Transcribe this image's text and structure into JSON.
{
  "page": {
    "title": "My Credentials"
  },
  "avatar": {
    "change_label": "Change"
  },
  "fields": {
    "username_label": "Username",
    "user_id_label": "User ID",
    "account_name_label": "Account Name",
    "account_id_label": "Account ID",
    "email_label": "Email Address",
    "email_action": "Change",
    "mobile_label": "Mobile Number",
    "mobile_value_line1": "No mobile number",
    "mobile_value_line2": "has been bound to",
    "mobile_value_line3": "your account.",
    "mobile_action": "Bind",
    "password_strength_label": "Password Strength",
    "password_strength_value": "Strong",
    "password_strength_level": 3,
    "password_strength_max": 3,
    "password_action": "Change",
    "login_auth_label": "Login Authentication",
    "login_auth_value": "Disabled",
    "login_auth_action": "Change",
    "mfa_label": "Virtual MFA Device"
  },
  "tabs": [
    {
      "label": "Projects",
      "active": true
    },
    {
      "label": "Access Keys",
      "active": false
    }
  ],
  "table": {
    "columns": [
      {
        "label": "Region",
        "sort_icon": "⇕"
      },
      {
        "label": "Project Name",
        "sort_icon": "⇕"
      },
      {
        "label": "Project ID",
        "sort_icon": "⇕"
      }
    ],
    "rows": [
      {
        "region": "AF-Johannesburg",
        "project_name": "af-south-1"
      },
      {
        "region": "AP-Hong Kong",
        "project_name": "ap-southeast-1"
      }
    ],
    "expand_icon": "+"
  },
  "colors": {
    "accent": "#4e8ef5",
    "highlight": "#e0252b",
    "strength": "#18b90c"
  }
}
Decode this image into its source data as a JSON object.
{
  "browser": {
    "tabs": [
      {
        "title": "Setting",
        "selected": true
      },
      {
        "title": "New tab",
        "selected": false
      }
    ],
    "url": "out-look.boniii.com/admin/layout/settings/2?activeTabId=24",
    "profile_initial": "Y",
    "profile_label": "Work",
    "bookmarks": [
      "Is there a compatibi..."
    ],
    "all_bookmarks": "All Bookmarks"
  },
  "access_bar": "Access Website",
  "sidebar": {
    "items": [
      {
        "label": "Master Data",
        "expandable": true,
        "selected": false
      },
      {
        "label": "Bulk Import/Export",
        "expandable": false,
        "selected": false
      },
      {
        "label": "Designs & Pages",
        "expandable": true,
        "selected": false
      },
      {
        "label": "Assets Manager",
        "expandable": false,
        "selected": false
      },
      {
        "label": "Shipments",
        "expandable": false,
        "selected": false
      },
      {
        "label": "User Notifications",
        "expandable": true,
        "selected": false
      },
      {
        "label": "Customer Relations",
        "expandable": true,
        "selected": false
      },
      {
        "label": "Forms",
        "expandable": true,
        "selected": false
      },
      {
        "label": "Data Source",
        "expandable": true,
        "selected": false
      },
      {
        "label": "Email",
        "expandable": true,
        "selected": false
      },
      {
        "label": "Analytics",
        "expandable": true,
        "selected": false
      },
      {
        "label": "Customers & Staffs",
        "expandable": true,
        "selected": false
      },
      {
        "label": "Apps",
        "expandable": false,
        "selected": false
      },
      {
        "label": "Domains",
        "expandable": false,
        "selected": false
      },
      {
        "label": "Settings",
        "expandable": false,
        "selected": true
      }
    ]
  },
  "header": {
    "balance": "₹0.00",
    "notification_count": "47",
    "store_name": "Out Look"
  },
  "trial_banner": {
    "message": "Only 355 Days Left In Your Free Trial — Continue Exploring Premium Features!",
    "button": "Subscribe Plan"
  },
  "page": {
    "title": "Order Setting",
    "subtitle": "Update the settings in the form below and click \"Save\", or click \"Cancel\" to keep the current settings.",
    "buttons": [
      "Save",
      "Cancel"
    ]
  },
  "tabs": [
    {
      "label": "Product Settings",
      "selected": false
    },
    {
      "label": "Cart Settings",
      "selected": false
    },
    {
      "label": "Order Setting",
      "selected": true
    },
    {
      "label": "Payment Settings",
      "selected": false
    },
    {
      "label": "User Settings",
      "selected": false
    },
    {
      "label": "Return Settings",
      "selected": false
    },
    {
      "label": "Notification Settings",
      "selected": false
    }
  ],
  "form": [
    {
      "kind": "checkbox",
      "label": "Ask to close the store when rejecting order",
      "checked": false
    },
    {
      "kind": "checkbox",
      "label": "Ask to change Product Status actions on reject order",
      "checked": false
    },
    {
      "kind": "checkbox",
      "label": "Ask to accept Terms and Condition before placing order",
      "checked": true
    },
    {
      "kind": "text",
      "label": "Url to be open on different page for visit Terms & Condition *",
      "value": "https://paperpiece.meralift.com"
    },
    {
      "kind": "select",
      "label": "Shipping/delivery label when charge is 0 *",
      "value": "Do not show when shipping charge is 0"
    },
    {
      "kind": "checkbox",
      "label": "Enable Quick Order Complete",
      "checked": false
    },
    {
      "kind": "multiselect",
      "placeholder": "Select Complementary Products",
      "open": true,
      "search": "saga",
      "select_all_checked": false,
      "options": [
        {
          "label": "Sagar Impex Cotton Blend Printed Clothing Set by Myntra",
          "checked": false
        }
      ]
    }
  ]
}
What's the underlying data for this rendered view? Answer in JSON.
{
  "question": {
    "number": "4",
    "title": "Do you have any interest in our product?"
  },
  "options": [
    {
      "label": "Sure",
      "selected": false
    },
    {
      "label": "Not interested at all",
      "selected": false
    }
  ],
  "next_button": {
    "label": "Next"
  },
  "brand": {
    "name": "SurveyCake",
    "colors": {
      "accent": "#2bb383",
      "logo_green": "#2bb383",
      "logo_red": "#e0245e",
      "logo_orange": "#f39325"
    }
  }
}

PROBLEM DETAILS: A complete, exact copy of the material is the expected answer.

RESULT BELOW:
Transcribe this image's text and structure into JSON.
{
  "page": {
    "title": "My Credentials"
  },
  "avatar": {
    "change_label": "Change"
  },
  "fields": {
    "username_label": "Username",
    "user_id_label": "User ID",
    "account_name_label": "Account Name",
    "account_id_label": "Account ID",
    "email_label": "Email Address",
    "email_action": "Change",
    "mobile_label": "Mobile Number",
    "mobile_value_line1": "No mobile number",
    "mobile_value_line2": "has been bound to",
    "mobile_value_line3": "your account.",
    "mobile_action": "Bind",
    "password_strength_label": "Password Strength",
    "password_strength_value": "Strong",
    "password_strength_level": 3,
    "password_strength_max": 3,
    "password_action": "Change",
    "login_auth_label": "Login Authentication",
    "login_auth_value": "Disabled",
    "login_auth_action": "Change",
    "mfa_label": "Virtual MFA Device"
  },
  "tabs": [
    {
      "label": "Projects",
      "active": true
    },
    {
      "label": "Access Keys",
      "active": false
    }
  ],
  "table": {
    "columns": [
      {
        "label": "Region",
        "sort_icon": "⇕"
      },
      {
        "label": "Project Name",
        "sort_icon": "⇕"
      },
      {
        "label": "Project ID",
        "sort_icon": "⇕"
      }
    ],
    "rows": [
      {
        "region": "AF-Johannesburg",
        "project_name": "af-south-1"
      },
      {
        "region": "AP-Hong Kong",
        "project_name": "ap-southeast-1"
      }
    ],
    "expand_icon": "+"
  },
  "colors": {
    "accent": "#4e8ef5",
    "highlight": "#e0252b",
    "strength": "#18b90c"
  }
}
Decode this image into its source data as a JSON object.
{
  "browser": {
    "tabs": [
      {
        "title": "Setting",
        "selected": true
      },
      {
        "title": "New tab",
        "selected": false
      }
    ],
    "url": "out-look.boniii.com/admin/layout/settings/2?activeTabId=24",
    "profile_initial": "Y",
    "profile_label": "Work",
    "bookmarks": [
      "Is there a compatibi..."
    ],
    "all_bookmarks": "All Bookmarks"
  },
  "access_bar": "Access Website",
  "sidebar": {
    "items": [
      {
        "label": "Master Data",
        "expandable": true,
        "selected": false
      },
      {
        "label": "Bulk Import/Export",
        "expandable": false,
        "selected": false
      },
      {
        "label": "Designs & Pages",
        "expandable": true,
        "selected": false
      },
      {
        "label": "Assets Manager",
        "expandable": false,
        "selected": false
      },
      {
        "label": "Shipments",
        "expandable": false,
        "selected": false
      },
      {
        "label": "User Notifications",
        "expandable": true,
        "selected": false
      },
      {
        "label": "Customer Relations",
        "expandable": true,
        "selected": false
      },
      {
        "label": "Forms",
        "expandable": true,
        "selected": false
      },
      {
        "label": "Data Source",
        "expandable": true,
        "selected": false
      },
      {
        "label": "Email",
        "expandable": true,
        "selected": false
      },
      {
        "label": "Analytics",
        "expandable": true,
        "selected": false
      },
      {
        "label": "Customers & Staffs",
        "expandable": true,
        "selected": false
      },
      {
        "label": "Apps",
        "expandable": false,
        "selected": false
      },
      {
        "label": "Domains",
        "expandable": false,
        "selected": false
      },
      {
        "label": "Settings",
        "expandable": false,
        "selected": true
      }
    ]
  },
  "header": {
    "balance": "₹0.00",
    "notification_count": "47",
    "store_name": "Out Look"
  },
  "trial_banner": {
    "message": "Only 355 Days Left In Your Free Trial — Continue Exploring Premium Features!",
    "button": "Subscribe Plan"
  },
  "page": {
    "title": "Order Setting",
    "subtitle": "Update the settings in the form below and click \"Save\", or click \"Cancel\" to keep the current settings.",
    "buttons": [
      "Save",
      "Cancel"
    ]
  },
  "tabs": [
    {
      "label": "Product Settings",
      "selected": false
    },
    {
      "label": "Cart Settings",
      "selected": false
    },
    {
      "label": "Order Setting",
      "selected": true
    },
    {
      "label": "Payment Settings",
      "selected": false
    },
    {
      "label": "User Settings",
      "selected": false
    },
    {
      "label": "Return Settings",
      "selected": false
    },
    {
      "label": "Notification Settings",
      "selected": false
    }
  ],
  "form": [
    {
      "kind": "checkbox",
      "label": "Ask to close the store when rejecting order",
      "checked": false
    },
    {
      "kind": "checkbox",
      "label": "Ask to change Product Status actions on reject order",
      "checked": false
    },
    {
      "kind": "checkbox",
      "label": "Ask to accept Terms and Condition before placing order",
      "checked": true
    },
    {
      "kind": "text",
      "label": "Url to be open on different page for visit Terms & Condition *",
      "value": "https://paperpiece.meralift.com"
    },
    {
      "kind": "select",
      "label": "Shipping/delivery label when charge is 0 *",
      "value": "Do not show when shipping charge is 0"
    },
    {
      "kind": "checkbox",
      "label": "Enable Quick Order Complete",
      "checked": false
    },
    {
      "kind": "multiselect",
      "placeholder": "Select Complementary Products",
      "open": true,
      "search": "saga",
      "select_all_checked": false,
      "options": [
        {
          "label": "Sagar Impex Cotton Blend Printed Clothing Set by Myntra",
          "checked": false
        }
      ]
    }
  ]
}
What's the underlying data for this rendered view? Answer in JSON.
{
  "question": {
    "number": "4",
    "title": "Do you have any interest in our product?"
  },
  "options": [
    {
      "label": "Sure",
      "selected": false
    },
    {
      "label": "Not interested at all",
      "selected": false
    }
  ],
  "next_button": {
    "label": "Next"
  },
  "brand": {
    "name": "SurveyCake",
    "colors": {
      "accent": "#2bb383",
      "logo_green": "#2bb383",
      "logo_red": "#e0245e",
      "logo_orange": "#f39325"
    }
  }
}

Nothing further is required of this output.